──────── Input data

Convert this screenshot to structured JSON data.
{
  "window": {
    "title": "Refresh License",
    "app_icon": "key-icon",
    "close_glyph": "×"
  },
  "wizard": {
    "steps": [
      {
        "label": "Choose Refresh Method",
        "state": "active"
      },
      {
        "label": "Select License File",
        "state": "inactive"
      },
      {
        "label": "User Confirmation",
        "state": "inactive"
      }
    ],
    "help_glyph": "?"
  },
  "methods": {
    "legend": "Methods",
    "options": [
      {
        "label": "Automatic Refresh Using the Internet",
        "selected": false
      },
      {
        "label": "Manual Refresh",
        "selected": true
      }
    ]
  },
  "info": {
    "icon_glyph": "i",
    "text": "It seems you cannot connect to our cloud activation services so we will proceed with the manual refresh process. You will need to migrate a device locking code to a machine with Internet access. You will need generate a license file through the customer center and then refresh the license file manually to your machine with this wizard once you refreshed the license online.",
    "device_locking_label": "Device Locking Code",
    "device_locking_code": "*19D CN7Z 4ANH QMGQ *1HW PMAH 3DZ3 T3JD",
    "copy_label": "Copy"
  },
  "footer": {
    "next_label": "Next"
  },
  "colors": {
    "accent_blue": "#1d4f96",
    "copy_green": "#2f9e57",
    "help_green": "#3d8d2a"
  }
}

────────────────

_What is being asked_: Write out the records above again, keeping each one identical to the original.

_Written solution_:
Convert this screenshot to structured JSON data.
{
  "window": {
    "title": "Refresh License",
    "app_icon": "key-icon",
    "close_glyph": "×"
  },
  "wizard": {
    "steps": [
      {
        "label": "Choose Refresh Method",
        "state": "active"
      },
      {
        "label": "Select License File",
        "state": "inactive"
      },
      {
        "label": "User Confirmation",
        "state": "inactive"
      }
    ],
    "help_glyph": "?"
  },
  "methods": {
    "legend": "Methods",
    "options": [
      {
        "label": "Automatic Refresh Using the Internet",
        "selected": false
      },
      {
        "label": "Manual Refresh",
        "selected": true
      }
    ]
  },
  "info": {
    "icon_glyph": "i",
    "text": "It seems you cannot connect to our cloud activation services so we will proceed with the manual refresh process. You will need to migrate a device locking code to a machine with Internet access. You will need generate a license file through the customer center and then refresh the license file manually to your machine with this wizard once you refreshed the license online.",
    "device_locking_label": "Device Locking Code",
    "device_locking_code": "*19D CN7Z 4ANH QMGQ *1HW PMAH 3DZ3 T3JD",
    "copy_label": "Copy"
  },
  "footer": {
    "next_label": "Next"
  },
  "colors": {
    "accent_blue": "#1d4f96",
    "copy_green": "#2f9e57",
    "help_green": "#3d8d2a"
  }
}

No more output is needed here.